"Beacons of Ancestorship" is out June 23rd on Thrill Jockey.


Eriq Nelson said...

I'm starting to think that Thrill Jockey owns my ears for next few years. They're reminding me of Sub-Pop not so much in their selection, but the quality of their artists. I'm really looking forward to hearing this record, it sounds like the kind of "full meal" record that takes up all of your mental space when you start listening.

Goldie Davich said...

I got all excited with the Eriq quote and then you said prog rock...

i will check it out because i am a good girl!

Ben Meyercord said...

Track two is sooooo bomb.

Eriq Nelson said...


Goldie Davich said...

i want bacon.

so my previous comment was based on the fact that i was stoned and when you said prog rock I got Emerson Lake and Palmer stuck in my head!

Anonymous said...

It's crazy...when I first got my hands on an advance copy I drooled with anticipation - as Tortoise is my favorite band, period.

The sound on the album is so inspired in parts, and so mind-numbingly uninspired in others. Gigantes is by far the highlight for me. And "High Class" is another a close second (followed by Charteroak Foundation. But, beyond that, it's a dissapointment. What's weird is that the album as a whole makes me smile to hear that they've really tried to take a bolder, and more modern stance. That's difficult because they've always sounded modern. So I'm disspointed in the number of mediocre songs on the album, but the record still sounds intriguing. I can't wait for the follow-up 7-inchers to be released shortly after. Hopefully the band kept some gems for those, because there surely aren't many on the new album.

Goldie Davich said...

Anonymous! How come you don't have a blogger ID? You are leaving great comments.

Won't you come play with us and give us a name to call you by?

Thanks for stopping by and hanging out!

Yours Sincerely,
Goldie Davich

Anonymous said...

My mother named me anonymous. Nah... just call me "birch". I was anxious to share my take on the new tortoise album even though it hasn't been technically released yet....your blog came up in the search results so here I am.

Goldie Davich said...

Can't you just sign in as Birch?

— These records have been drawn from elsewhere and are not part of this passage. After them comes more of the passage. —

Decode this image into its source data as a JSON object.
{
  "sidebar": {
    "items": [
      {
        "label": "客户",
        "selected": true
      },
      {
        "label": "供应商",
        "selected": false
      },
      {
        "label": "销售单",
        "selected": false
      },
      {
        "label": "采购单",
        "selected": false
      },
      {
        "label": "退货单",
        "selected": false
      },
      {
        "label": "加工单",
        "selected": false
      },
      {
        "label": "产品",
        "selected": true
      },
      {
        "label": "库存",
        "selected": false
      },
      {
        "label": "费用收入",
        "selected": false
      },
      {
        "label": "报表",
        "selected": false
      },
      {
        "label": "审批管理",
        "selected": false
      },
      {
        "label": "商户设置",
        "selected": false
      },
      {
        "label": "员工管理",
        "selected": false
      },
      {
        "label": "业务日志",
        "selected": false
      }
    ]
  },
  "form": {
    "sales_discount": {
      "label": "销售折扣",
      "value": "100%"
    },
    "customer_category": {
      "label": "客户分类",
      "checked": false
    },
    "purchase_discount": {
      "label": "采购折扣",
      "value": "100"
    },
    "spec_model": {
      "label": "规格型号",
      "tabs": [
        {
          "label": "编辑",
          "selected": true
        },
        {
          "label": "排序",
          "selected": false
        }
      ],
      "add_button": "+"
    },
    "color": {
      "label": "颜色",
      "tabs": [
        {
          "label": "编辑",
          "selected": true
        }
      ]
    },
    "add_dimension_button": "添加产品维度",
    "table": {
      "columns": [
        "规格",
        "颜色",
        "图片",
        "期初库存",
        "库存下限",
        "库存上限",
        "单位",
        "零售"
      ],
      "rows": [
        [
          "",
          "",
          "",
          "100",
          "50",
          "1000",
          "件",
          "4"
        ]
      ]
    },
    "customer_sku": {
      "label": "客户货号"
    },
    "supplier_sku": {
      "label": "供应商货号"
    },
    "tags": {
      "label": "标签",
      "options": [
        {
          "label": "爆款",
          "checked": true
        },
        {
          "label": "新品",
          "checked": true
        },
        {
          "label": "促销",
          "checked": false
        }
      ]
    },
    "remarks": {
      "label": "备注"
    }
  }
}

If you want to have an Alias that's fine. We don't have to know who you "really" are.

Are you afraid that they will track you down and kill you because you got an advanced copy? I don't think the label has time to.

You are a well spoken, interesting music fan. Why not let people have the chance to take you seriously? By giving yourself a name we have a new friend here.

I hope you consider my request.

Thank you for stopping by!

Goldie Davich